By Daisy Nandeche Okoti
Published March 2, 2015
That Gerald Langiri of Kenya is the only East African nominated for the award of the Best Actor in a Comedy for his role in FUNDI-MENTALS in the third annual edition of Africa Magic Viewersâ€™ Choice Awards (AMVCA) that will be held on March 7, 2015 is both thrilling and saddening. How can only one actor from the entire East African region that makes movies all the time be nominated for AMVCA?
The only other film that features in the nominated list is VEVE, a German-Kenya co-production which is up for the award of Best Art Director.
So what is really happening to the films being made in East Africa? Are they submitted to festivals and awards? If yes, why are they unable to compete on international platforms?
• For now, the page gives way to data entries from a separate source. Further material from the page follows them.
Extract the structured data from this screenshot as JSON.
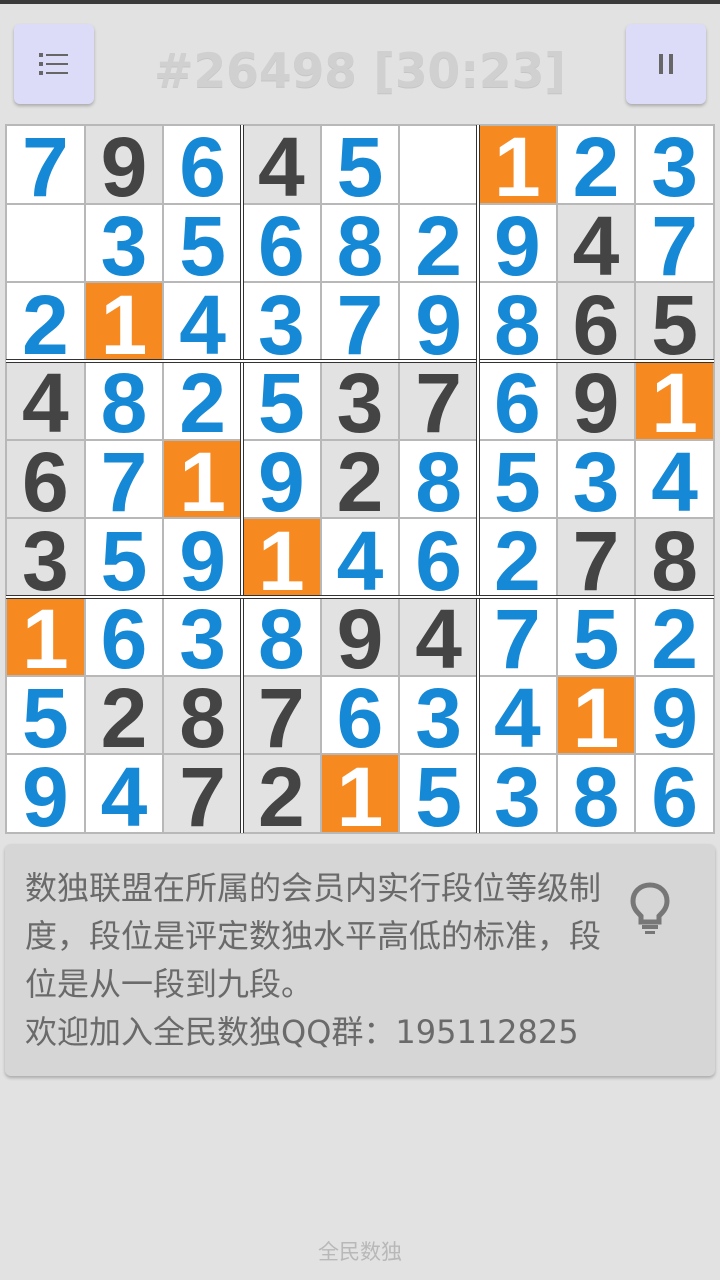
{
  "header": {
    "title": "#26498 [30:23]",
    "menu_icon": "list-icon",
    "pause_icon": "pause-icon"
  },
  "board": {
    "rows": [
      [
        "7",
        "9",
        "6",
        "4",
        "5",
        "",
        "1",
        "2",
        "3"
      ],
      [
        "",
        "3",
        "5",
        "6",
        "8",
        "2",
        "9",
        "4",
        "7"
      ],
      [
        "2",
        "1",
        "4",
        "3",
        "7",
        "9",
        "8",
        "6",
        "5"
      ],
      [
        "4",
        "8",
        "2",
        "5",
        "3",
        "7",
        "6",
        "9",
        "1"
      ],
      [
        "6",
        "7",
        "1",
        "9",
        "2",
        "8",
        "5",
        "3",
        "4"
      ],
      [
        "3",
        "5",
        "9",
        "1",
        "4",
        "6",
        "2",
        "7",
        "8"
      ],
      [
        "1",
        "6",
        "3",
        "8",
        "9",
        "4",
        "7",
        "5",
        "2"
      ],
      [
        "5",
        "2",
        "8",
        "7",
        "6",
        "3",
        "4",
        "1",
        "9"
      ],
      [
        "9",
        "4",
        "7",
        "2",
        "1",
        "5",
        "3",
        "8",
        "6"
      ]
    ],
    "types": [
      [
        "u",
        "g",
        "u",
        "g",
        "u",
        "e",
        "h",
        "u",
        "u"
      ],
      [
        "e",
        "u",
        "u",
        "u",
        "u",
        "u",
        "u",
        "g",
        "u"
      ],
      [
        "u",
        "h",
        "u",
        "u",
        "u",
        "u",
        "u",
        "g",
        "g"
      ],
      [
        "g",
        "u",
        "u",
        "u",
        "g",
        "g",
        "u",
        "g",
        "h"
      ],
      [
        "g",
        "u",
        "h",
        "u",
        "g",
        "u",
        "u",
        "u",
        "u"
      ],
      [
        "g",
        "u",
        "u",
        "h",
        "u",
        "u",
        "u",
        "g",
        "g"
      ],
      [
        "h",
        "u",
        "u",
        "u",
        "g",
        "g",
        "u",
        "u",
        "u"
      ],
      [
        "u",
        "g",
        "g",
        "g",
        "u",
        "u",
        "u",
        "h",
        "u"
      ],
      [
        "u",
        "u",
        "g",
        "g",
        "h",
        "u",
        "u",
        "u",
        "u"
      ]
    ],
    "colors": {
      "given": "#444444",
      "user": "#1689d6",
      "highlight": "#f6891f"
    }
  },
  "tip": {
    "text": "数独联盟在所属的会员内实行段位等级制度，段位是评定数独水平高低的标准，段位是从一段到九段。",
    "qq_line": "欢迎加入全民数独QQ群：195112825",
    "icon": "lightbulb-icon"
  },
  "footer": {
    "app_name": "全民数独"
  }
}
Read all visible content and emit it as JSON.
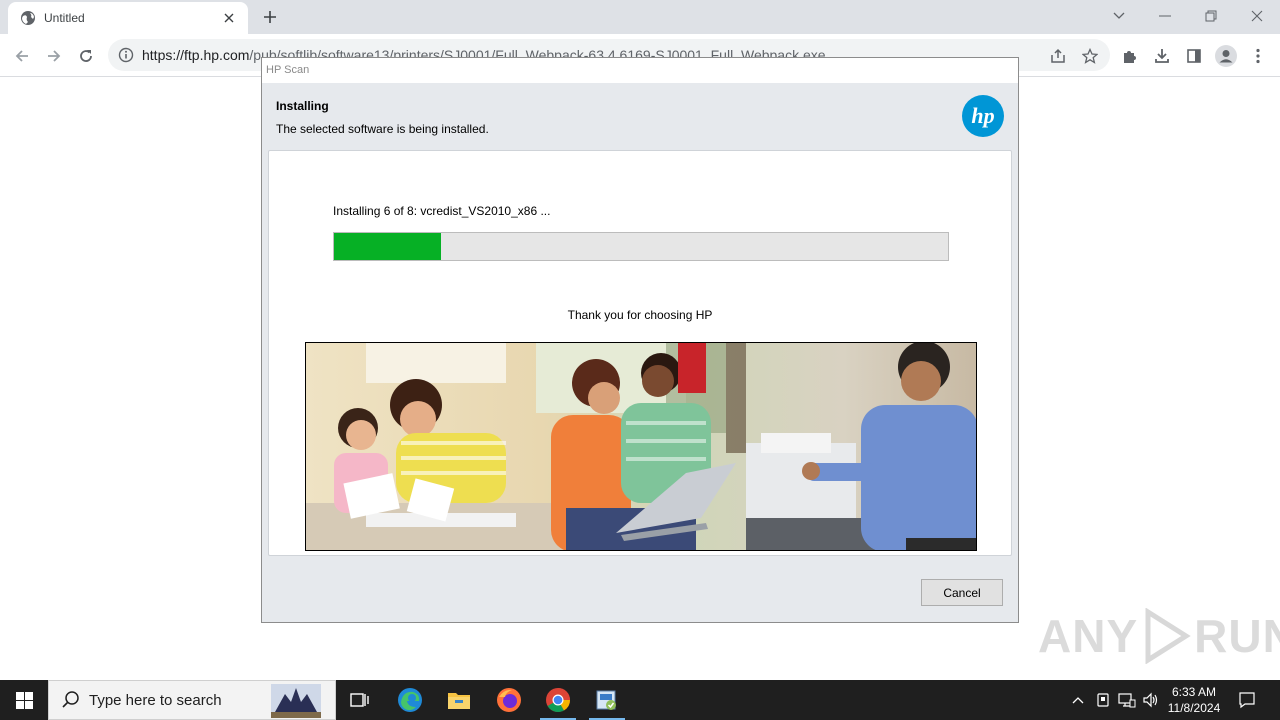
{
  "browser": {
    "tab_title": "Untitled",
    "url_host": "https://ftp.hp.com",
    "url_path": "/pub/softlib/software13/printers/SJ0001/Full_Webpack-63.4.6169-SJ0001_Full_Webpack.exe"
  },
  "dialog": {
    "window_title": "HP Scan",
    "heading": "Installing",
    "subheading": "The selected software is being installed.",
    "status_text": "Installing 6 of 8: vcredist_VS2010_x86 ...",
    "progress_percent": 17.5,
    "thanks_text": "Thank you for choosing HP",
    "logo_text": "hp",
    "cancel_label": "Cancel",
    "accent_color": "#06b025",
    "logo_color": "#0096d6"
  },
  "watermark": {
    "left_text": "ANY",
    "right_text": "RUN"
  },
  "taskbar": {
    "search_placeholder": "Type here to search",
    "time": "6:33 AM",
    "date": "11/8/2024",
    "apps": [
      "windows-start-icon",
      "task-view-icon",
      "edge-icon",
      "file-explorer-icon",
      "firefox-icon",
      "chrome-icon",
      "installer-icon"
    ]
  }
}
There is the temptation to sit back and say that perhaps films from East Africa, when presented on such platforms, are sidelined in preference for films from other regions of Africa, say West and South Africa. In an industry with practitioners who are reluctant to seize opportunities that are right within their reach, how possible is it for these practitioners to stretch their hands for what is far from them? The question here is; just how many filmmakers in East Africa submitted their films for AMVCA 2015? And ‘complete’ submission here means that all the rules regarding entries–such as the number of DVD copies, press kit, profiles of key crew and cast, photos, trailers, posters, flyers, labeling of the work, meeting the deadline for entries, and so on–are followed. This angle of shortcomings in submissionsâ€”which I come across all the time from fillmakers in my role as a programmes assistant with Lola Kenya Screen that, apart from presenting her monthly and annual film festival, also represents film initiatives across Africa and the worldâ€”is the likeliest bet because similar problems arise even when it comes to events that are taking place within the East African Community region. For instance, it is a Herculean task getting filmmakers to enter their works for the Best East African Film Award that is presented by East African Film Network (EAFN) and East African Community (EAC) at member festivals like Kenyaâ€™s Lola Kenya Screen, Tanzaniaâ€™s Zanzibar International Film Festival and Arusha African Film Festival, Burundiâ€™s FESTICAB, Ugandaâ€™s Nileâ€™s Diaspora International Film Festival and Rwandaâ€™s Mashariki African Film Festival. As I write this article, the Kenyan office of EAFN is yet to receive a single film for FESTICAB after the deadline passed on February 28, 2015.
They say understanding a question is part of the examination and as such, regardless of how well a film is done, or how talented a filmmaker is, a film that is submitted without all the requirements is unlikely to make it to the jury.
Lack of information is a problem that can also arise. It is vital that filmmakers keep their ears on the ground for available openings and maintain a useful network that can also tip them off when opportunities come up. EAFN, for example, has been in existence since early 2014 but still, we have filmmakers in the region who know little about EAFN. And those who know hardly take their time to find out what it does, its mandate and how beneficial it is. And yet, the main reason for the formation of the network was to boost film production levels in the region.
EAFN has been holding specialized training in film production in in collaboration with partner film festivals in all the five EAC-partner states of Kenya, Uganda, Rwanda, Burundi and Tanzania and the scarce responses to these opportunities is a very clear indication of the efforts that filmmakers in the region put in having their professionally presented work out there.
And finally, is it true that East Africans are submitting films but the production qualities are not able to stand the stiff competition that comes with international awards such as AMVCA, Africa International Film Festival (AFRIFF) and Africa Movie Academy Awards (AMAA)? What happens to the films that are said to have won in local awards such as Kenya Film Commissionâ€™s Kalasha Film & TV Awards, Rwanda Movie Awards and Tanzania Film Awards? Are such productions ever submitted to the continental awards? How do they fare?
Whatever the problem may be, filmmakers in East Africa have to rise up and be counted.